DIRECTIONS:
Lines holding the string "title" are the ones to copy; find them all in the data.
[[ INPUT FOR THIS TASK, beginning ]]
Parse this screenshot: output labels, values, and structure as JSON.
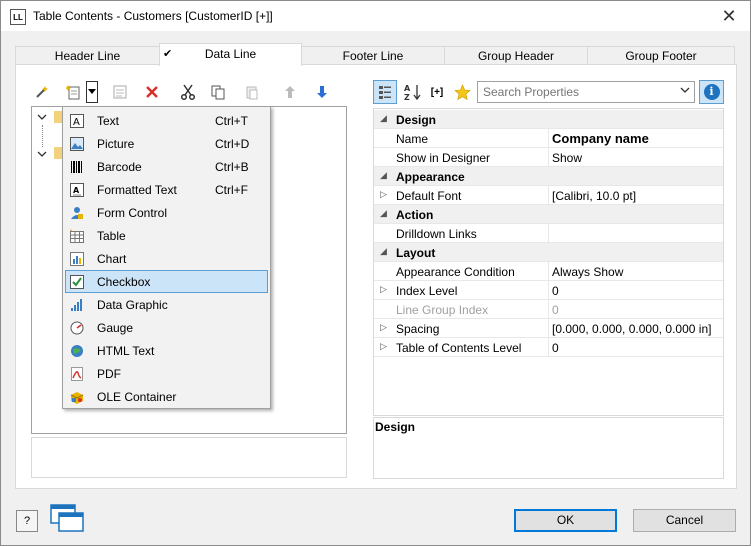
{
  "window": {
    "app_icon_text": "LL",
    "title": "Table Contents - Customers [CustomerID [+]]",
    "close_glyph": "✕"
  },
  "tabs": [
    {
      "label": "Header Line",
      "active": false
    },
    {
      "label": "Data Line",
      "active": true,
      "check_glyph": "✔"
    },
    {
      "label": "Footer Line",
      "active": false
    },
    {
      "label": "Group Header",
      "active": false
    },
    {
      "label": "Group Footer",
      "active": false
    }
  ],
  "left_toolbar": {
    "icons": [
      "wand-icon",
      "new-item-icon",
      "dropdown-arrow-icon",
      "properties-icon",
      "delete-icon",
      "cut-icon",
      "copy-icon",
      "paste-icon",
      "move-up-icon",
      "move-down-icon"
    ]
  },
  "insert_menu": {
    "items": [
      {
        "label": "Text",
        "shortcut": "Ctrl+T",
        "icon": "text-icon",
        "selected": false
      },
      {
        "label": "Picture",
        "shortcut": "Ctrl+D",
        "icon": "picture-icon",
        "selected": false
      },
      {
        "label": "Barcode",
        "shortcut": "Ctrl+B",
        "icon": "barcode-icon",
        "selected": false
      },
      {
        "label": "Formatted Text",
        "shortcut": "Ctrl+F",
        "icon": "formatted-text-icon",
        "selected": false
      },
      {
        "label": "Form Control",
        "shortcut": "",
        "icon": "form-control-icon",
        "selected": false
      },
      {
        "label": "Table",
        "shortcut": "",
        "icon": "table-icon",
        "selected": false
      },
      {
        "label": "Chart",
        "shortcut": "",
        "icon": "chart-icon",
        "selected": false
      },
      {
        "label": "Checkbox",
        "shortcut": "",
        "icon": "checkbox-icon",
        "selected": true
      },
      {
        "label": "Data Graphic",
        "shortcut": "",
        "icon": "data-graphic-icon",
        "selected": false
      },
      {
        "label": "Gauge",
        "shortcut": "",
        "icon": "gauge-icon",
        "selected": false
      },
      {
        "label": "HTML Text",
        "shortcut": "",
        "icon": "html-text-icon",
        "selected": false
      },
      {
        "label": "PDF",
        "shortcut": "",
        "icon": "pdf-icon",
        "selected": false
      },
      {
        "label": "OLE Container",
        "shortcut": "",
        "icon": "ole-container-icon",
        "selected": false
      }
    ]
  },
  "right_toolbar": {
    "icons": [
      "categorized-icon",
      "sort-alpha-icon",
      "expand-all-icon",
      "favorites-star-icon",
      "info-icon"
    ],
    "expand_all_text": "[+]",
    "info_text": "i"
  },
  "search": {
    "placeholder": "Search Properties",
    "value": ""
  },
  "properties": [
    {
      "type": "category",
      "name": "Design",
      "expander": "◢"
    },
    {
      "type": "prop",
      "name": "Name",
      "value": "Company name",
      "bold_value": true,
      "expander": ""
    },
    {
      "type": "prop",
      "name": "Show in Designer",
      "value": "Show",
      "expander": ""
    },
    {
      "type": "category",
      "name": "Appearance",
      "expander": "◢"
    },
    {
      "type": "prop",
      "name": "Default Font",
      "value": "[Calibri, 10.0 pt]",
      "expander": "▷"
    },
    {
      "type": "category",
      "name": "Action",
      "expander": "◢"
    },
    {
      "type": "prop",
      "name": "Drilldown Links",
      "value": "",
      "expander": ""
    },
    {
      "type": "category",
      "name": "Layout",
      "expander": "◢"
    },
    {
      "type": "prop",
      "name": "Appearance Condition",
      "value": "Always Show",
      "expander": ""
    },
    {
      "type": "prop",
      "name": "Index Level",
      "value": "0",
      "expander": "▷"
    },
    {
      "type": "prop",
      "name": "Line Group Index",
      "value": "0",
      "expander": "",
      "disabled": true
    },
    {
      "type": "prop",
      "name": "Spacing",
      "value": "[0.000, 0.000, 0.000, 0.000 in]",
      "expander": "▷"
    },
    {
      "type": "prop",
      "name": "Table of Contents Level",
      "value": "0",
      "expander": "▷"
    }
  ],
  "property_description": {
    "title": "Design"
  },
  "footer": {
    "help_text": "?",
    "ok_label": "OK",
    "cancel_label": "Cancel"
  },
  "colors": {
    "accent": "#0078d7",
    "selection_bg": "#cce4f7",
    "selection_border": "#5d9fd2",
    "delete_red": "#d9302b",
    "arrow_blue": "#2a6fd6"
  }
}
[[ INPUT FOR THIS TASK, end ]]
ANSWER TO THIS TASK:
    "title": "Table Contents - Customers [CustomerID [+]]",
    "title": "Design"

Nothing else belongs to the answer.